→ Work required:
Select the lines of the records containing the word "JSON" and list them.

→ Exercise input:

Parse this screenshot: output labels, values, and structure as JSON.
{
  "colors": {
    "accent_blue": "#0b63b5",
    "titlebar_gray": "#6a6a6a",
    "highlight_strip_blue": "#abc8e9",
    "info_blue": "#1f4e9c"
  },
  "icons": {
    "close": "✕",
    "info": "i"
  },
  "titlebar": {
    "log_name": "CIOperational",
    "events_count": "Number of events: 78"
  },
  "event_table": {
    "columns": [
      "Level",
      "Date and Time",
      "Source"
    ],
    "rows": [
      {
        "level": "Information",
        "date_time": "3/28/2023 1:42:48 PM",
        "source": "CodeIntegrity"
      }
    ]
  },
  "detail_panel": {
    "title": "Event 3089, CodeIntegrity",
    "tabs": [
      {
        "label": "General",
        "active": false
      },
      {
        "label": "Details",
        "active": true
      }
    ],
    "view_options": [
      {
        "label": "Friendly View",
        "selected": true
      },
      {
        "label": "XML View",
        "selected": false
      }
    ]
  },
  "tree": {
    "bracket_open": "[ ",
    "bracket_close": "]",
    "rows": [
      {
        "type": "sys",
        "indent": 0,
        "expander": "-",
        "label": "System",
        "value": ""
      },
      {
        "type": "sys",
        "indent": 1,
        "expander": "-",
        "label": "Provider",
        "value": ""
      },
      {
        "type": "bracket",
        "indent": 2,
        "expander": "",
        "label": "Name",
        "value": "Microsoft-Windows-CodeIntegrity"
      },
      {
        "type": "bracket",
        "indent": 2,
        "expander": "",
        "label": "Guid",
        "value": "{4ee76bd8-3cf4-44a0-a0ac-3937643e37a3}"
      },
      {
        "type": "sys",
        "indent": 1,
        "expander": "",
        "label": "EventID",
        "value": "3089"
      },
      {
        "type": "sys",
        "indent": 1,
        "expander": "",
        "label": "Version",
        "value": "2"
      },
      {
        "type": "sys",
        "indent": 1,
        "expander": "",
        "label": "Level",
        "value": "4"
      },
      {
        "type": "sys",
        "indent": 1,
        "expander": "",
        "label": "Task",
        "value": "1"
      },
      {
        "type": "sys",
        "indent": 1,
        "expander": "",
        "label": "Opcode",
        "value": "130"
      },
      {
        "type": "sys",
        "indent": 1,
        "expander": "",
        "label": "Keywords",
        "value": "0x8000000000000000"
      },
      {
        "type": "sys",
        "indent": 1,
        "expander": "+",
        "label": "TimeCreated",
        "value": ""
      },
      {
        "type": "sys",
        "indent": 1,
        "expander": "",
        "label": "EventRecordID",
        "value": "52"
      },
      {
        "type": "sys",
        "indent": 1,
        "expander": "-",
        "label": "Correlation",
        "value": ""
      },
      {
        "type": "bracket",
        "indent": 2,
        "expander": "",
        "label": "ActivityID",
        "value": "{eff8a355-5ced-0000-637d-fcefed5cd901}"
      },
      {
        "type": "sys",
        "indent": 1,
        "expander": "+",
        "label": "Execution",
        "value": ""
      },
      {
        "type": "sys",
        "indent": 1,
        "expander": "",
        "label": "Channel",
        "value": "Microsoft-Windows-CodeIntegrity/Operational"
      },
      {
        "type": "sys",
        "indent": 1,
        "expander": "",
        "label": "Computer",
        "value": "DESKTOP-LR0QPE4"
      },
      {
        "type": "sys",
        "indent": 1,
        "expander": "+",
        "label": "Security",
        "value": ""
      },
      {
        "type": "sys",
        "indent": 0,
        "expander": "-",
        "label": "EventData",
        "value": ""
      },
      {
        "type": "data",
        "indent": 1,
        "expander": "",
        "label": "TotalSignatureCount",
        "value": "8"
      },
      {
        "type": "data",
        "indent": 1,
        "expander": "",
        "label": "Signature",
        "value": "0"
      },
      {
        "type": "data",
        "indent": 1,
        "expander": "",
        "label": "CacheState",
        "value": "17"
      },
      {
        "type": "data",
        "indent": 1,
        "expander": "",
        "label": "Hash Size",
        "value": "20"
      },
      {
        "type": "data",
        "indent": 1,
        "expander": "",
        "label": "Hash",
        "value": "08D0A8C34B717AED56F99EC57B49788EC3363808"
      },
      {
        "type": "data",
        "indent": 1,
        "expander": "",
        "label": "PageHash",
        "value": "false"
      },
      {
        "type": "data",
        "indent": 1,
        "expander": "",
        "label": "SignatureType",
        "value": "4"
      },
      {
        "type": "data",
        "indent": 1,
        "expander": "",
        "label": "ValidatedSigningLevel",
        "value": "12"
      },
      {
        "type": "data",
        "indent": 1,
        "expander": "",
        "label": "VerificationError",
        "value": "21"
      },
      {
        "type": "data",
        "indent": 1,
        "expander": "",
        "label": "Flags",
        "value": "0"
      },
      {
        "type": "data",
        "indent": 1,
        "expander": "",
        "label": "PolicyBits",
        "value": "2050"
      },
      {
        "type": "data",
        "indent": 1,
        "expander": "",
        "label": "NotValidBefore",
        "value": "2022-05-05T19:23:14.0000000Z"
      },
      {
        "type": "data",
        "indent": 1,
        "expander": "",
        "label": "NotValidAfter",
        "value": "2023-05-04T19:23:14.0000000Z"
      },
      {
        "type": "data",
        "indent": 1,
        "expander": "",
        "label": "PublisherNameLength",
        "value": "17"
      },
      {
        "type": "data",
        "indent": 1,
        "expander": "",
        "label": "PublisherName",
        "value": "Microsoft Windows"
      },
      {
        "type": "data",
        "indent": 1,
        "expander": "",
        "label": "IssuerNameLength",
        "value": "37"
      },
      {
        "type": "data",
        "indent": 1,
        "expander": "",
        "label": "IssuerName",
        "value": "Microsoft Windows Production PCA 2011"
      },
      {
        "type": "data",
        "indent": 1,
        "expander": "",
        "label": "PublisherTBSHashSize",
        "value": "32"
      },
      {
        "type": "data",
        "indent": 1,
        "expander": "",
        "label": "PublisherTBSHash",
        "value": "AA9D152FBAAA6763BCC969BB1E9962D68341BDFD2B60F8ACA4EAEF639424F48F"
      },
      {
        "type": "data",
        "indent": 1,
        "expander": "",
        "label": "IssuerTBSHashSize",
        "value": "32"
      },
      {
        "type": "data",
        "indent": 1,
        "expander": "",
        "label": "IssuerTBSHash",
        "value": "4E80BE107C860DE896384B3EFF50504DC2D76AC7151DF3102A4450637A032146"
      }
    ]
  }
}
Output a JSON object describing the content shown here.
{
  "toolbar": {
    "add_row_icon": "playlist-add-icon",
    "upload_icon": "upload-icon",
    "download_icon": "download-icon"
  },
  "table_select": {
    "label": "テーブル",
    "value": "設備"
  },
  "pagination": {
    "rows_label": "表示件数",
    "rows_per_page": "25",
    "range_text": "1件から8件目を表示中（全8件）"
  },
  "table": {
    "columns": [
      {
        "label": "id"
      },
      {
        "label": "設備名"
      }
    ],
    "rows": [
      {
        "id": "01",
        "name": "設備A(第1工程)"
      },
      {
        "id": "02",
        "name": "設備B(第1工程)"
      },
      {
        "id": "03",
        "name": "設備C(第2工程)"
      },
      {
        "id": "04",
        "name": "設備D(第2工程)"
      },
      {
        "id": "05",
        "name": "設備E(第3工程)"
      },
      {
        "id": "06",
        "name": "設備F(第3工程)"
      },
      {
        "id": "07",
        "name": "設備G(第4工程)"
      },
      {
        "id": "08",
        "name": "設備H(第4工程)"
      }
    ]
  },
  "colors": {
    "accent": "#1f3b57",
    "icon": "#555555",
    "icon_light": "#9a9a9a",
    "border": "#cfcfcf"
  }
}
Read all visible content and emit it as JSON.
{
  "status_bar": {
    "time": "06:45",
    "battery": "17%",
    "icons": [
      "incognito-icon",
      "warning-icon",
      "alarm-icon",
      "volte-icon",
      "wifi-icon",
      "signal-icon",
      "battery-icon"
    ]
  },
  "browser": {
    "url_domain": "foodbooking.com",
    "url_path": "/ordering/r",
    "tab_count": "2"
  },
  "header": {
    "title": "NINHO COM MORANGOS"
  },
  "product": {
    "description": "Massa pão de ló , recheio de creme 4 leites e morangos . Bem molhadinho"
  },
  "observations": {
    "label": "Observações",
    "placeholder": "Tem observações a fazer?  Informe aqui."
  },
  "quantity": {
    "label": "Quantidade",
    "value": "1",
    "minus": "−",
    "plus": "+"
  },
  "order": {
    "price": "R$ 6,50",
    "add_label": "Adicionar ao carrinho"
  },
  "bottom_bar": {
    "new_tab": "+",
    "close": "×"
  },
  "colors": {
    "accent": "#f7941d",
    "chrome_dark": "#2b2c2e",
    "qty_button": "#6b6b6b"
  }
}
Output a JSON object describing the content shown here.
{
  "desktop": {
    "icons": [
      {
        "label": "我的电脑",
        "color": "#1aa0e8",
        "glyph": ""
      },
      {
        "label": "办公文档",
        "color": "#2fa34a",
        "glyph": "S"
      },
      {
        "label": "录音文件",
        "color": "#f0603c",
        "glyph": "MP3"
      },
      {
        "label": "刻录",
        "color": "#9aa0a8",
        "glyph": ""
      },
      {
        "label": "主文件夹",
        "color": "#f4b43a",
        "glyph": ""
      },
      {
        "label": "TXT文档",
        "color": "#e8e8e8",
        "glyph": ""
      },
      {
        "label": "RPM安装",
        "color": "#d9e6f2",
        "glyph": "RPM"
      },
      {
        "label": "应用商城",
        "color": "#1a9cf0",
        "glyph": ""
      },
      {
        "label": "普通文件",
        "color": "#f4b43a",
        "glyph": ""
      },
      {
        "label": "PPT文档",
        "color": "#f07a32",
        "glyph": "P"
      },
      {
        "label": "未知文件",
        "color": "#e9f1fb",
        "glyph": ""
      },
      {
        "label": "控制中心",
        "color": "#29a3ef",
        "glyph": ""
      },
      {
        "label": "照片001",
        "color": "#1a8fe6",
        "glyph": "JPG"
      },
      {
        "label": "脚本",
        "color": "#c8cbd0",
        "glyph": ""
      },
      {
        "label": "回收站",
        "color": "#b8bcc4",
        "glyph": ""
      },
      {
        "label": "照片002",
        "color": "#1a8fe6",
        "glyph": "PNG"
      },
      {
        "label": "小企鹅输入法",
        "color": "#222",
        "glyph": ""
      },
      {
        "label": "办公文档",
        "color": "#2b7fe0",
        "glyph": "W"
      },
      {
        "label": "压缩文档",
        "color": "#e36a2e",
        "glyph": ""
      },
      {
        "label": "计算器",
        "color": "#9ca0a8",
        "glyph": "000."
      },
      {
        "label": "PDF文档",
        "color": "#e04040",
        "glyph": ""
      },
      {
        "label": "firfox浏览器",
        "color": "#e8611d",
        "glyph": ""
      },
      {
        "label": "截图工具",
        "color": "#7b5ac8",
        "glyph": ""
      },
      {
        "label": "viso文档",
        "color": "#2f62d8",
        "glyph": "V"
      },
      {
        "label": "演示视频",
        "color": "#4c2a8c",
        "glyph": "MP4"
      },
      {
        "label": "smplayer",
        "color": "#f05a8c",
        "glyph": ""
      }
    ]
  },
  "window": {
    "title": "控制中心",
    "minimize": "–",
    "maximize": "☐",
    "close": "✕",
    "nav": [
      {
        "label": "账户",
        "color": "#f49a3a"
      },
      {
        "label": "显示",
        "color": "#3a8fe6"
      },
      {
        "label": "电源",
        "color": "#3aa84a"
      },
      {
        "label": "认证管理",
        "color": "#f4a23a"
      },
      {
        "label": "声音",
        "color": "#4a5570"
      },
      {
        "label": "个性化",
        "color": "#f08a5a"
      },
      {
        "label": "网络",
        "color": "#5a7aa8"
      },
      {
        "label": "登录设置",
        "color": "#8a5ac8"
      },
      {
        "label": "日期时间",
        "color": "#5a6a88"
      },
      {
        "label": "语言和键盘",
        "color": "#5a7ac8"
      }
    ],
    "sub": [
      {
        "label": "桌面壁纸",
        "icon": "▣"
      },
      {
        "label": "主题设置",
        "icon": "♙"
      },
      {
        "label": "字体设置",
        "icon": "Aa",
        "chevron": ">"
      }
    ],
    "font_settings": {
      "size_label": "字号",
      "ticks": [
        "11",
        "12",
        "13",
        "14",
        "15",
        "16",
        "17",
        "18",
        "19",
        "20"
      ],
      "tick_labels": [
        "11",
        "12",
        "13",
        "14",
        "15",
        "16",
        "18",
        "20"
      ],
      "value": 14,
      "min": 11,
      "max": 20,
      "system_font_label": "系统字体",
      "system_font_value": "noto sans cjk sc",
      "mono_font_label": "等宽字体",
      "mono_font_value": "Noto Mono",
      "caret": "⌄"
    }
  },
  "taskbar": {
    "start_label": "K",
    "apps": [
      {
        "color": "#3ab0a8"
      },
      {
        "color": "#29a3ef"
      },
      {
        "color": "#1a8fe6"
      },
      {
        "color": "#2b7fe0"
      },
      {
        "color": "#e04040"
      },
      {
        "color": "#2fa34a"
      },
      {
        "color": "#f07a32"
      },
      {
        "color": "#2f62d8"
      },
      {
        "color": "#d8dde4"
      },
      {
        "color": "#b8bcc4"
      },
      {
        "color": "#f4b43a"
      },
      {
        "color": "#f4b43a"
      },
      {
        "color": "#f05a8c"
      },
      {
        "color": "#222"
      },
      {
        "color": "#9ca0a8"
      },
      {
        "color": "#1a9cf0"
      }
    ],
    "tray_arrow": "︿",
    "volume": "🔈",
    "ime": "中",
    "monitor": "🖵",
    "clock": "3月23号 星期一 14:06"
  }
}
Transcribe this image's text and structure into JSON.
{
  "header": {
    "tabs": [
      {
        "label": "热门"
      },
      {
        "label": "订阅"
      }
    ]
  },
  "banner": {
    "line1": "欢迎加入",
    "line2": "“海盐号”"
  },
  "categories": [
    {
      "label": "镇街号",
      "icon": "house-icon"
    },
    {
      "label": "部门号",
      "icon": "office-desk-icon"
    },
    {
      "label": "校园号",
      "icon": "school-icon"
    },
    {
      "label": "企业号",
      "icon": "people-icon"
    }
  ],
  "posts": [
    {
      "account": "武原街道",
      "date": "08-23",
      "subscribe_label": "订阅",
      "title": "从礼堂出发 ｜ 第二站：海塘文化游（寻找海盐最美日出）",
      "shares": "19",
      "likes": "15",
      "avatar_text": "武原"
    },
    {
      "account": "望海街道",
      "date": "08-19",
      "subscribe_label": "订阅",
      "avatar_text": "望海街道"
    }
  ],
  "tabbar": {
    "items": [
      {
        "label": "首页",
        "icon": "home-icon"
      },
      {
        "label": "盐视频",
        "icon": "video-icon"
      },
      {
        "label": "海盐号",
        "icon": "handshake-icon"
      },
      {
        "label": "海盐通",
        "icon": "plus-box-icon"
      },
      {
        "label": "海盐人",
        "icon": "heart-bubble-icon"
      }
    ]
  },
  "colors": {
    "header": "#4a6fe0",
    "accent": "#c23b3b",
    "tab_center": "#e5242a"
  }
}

→ Solution for this exercise:
Parse this screenshot: output labels, values, and structure as JSON.
Output a JSON object describing the content shown here.
Read all visible content and emit it as JSON.
Output a JSON object describing the content shown here.
Transcribe this image's text and structure into JSON.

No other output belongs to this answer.